- Directions
Each line in the data holding "icon" should be listed.

Dataset excerpts
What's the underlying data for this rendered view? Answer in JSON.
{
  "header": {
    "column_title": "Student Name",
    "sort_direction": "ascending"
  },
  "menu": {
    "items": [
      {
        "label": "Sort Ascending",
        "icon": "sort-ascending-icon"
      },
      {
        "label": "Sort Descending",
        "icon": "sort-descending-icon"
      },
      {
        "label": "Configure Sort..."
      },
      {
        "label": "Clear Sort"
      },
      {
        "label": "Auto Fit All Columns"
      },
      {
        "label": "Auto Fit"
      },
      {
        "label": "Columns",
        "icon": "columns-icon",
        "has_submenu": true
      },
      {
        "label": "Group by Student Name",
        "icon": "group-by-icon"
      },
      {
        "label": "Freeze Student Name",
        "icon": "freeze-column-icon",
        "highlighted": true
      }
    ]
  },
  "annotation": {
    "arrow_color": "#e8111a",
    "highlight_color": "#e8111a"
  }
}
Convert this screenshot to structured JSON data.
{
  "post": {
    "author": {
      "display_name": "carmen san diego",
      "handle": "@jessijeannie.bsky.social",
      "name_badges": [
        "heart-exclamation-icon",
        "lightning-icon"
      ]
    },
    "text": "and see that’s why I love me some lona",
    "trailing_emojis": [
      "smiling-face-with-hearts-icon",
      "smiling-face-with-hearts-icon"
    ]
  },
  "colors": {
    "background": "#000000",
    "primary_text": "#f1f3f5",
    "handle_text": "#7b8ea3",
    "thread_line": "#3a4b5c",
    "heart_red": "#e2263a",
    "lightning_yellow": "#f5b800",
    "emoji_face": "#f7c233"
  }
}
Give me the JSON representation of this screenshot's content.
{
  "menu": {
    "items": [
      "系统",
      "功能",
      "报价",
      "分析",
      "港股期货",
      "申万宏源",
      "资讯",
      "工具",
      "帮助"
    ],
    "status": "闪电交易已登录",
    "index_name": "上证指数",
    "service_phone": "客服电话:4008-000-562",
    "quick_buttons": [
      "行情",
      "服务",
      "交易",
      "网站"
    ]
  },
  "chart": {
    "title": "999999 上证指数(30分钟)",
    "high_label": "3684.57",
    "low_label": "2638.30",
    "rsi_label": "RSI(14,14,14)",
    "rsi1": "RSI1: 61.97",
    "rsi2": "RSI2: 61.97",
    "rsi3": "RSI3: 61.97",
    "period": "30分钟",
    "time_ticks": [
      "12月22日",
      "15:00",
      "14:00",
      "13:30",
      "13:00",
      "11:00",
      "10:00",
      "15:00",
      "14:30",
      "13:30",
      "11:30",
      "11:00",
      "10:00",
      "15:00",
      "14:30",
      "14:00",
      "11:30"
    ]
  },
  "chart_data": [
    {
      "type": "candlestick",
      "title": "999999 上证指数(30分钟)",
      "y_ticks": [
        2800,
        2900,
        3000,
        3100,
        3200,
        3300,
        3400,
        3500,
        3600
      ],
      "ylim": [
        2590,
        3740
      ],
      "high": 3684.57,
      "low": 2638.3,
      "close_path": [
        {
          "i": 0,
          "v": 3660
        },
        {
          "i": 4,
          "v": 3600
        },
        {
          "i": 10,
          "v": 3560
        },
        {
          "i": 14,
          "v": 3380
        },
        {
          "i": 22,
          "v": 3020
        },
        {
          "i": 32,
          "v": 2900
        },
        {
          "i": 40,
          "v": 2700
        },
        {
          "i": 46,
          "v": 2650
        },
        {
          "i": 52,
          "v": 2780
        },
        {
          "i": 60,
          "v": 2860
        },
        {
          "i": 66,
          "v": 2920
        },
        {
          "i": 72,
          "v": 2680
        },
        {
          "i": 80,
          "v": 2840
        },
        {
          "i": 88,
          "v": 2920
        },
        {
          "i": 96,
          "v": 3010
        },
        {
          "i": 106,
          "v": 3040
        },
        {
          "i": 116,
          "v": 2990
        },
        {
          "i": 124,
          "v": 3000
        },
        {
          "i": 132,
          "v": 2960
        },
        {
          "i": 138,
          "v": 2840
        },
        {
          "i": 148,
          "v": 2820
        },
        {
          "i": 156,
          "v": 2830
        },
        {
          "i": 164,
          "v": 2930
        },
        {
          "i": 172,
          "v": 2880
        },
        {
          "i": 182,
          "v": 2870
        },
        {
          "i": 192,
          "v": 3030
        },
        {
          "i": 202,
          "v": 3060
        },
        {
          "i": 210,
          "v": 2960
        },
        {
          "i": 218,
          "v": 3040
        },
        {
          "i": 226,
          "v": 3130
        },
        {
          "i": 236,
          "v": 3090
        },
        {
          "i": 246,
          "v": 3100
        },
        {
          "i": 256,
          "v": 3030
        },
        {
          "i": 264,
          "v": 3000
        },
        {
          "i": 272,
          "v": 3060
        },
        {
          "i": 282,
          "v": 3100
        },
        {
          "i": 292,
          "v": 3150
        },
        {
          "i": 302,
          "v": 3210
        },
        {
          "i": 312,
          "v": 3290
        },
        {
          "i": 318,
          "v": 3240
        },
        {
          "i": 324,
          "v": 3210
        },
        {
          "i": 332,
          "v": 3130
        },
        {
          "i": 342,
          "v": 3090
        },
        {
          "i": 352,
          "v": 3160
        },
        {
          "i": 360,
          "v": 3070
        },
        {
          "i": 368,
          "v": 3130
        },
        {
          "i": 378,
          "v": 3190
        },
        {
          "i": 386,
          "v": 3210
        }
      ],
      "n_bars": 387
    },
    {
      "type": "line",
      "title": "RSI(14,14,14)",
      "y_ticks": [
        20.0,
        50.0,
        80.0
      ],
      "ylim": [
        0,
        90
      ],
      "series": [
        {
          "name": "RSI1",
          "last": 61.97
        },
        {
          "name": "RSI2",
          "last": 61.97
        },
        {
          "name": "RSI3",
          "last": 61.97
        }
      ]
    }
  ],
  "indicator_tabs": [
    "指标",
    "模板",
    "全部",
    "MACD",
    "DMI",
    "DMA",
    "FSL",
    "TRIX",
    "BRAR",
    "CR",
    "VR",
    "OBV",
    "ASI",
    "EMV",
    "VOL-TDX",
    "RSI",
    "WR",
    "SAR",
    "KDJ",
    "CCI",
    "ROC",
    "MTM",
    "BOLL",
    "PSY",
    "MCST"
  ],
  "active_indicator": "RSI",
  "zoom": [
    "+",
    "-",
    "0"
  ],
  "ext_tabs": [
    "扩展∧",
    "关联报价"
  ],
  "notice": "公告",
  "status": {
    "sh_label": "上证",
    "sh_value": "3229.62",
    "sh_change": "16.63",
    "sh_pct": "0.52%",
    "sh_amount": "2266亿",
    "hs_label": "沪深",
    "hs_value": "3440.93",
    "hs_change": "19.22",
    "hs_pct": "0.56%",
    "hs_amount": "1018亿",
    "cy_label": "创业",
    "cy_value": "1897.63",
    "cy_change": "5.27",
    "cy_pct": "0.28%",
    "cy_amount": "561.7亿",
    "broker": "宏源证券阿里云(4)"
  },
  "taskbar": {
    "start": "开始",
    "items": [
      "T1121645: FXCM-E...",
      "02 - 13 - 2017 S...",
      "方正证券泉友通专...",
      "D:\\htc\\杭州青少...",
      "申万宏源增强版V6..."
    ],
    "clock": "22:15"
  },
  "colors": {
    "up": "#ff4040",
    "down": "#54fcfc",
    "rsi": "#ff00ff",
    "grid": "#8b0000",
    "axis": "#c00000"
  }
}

- Exercise response
        "icon": "sort-ascending-icon"
        "icon": "sort-descending-icon"
        "icon": "columns-icon",
        "icon": "group-by-icon"
        "icon": "freeze-column-icon",
        "heart-exclamation-icon",
        "lightning-icon"
      "smiling-face-with-hearts-icon",
      "smiling-face-with-hearts-icon"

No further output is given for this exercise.